__Data for processing__
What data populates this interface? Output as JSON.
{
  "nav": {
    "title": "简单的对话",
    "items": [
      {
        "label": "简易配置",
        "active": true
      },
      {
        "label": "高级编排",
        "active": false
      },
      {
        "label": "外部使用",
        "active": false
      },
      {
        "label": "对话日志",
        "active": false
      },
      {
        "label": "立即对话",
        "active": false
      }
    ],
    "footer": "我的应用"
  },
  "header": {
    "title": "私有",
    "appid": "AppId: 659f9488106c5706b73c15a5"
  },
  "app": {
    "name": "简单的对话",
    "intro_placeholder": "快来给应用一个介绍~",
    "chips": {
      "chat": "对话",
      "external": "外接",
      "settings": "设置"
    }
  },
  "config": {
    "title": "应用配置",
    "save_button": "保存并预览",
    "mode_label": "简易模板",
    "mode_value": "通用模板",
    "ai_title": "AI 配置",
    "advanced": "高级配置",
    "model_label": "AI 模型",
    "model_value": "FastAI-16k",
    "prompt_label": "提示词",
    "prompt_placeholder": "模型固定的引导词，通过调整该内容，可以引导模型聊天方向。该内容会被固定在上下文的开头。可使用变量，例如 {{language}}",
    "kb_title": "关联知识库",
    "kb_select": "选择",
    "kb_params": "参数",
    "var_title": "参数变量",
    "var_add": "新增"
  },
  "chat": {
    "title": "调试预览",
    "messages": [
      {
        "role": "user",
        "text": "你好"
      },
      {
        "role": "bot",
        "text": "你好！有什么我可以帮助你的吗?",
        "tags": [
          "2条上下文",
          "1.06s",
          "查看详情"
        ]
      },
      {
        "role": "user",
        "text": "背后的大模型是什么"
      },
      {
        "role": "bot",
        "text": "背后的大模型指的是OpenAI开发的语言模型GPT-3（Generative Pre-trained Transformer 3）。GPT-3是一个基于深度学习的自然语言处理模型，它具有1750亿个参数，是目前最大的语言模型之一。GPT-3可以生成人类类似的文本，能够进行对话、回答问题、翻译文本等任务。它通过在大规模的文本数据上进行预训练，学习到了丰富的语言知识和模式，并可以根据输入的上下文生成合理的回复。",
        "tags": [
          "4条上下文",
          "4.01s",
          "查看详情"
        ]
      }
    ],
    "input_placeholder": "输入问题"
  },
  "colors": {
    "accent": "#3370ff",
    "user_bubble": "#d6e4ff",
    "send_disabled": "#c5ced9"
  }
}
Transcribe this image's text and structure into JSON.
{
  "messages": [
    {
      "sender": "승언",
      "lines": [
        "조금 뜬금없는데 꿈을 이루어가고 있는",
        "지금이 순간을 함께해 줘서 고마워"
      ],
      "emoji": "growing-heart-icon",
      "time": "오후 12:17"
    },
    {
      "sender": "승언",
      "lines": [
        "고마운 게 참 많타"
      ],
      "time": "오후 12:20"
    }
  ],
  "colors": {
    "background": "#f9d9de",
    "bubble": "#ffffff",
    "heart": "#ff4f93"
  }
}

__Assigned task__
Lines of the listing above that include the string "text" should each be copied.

__Response to the task__
        "text": "你好"
        "text": "你好！有什么我可以帮助你的吗?",
        "text": "背后的大模型是什么"
        "text": "背后的大模型指的是OpenAI开发的语言模型GPT-3（Generative Pre-trained Transformer 3）。GPT-3是一个基于深度学习的自然语言处理模型，它具有1750亿个参数，是目前最大的语言模型之一。GPT-3可以生成人类类似的文本，能够进行对话、回答问题、翻译文本等任务。它通过在大规模的文本数据上进行预训练，学习到了丰富的语言知识和模式，并可以根据输入的上下文生成合理的回复。",
Transcribe this image's text and structure into JSON.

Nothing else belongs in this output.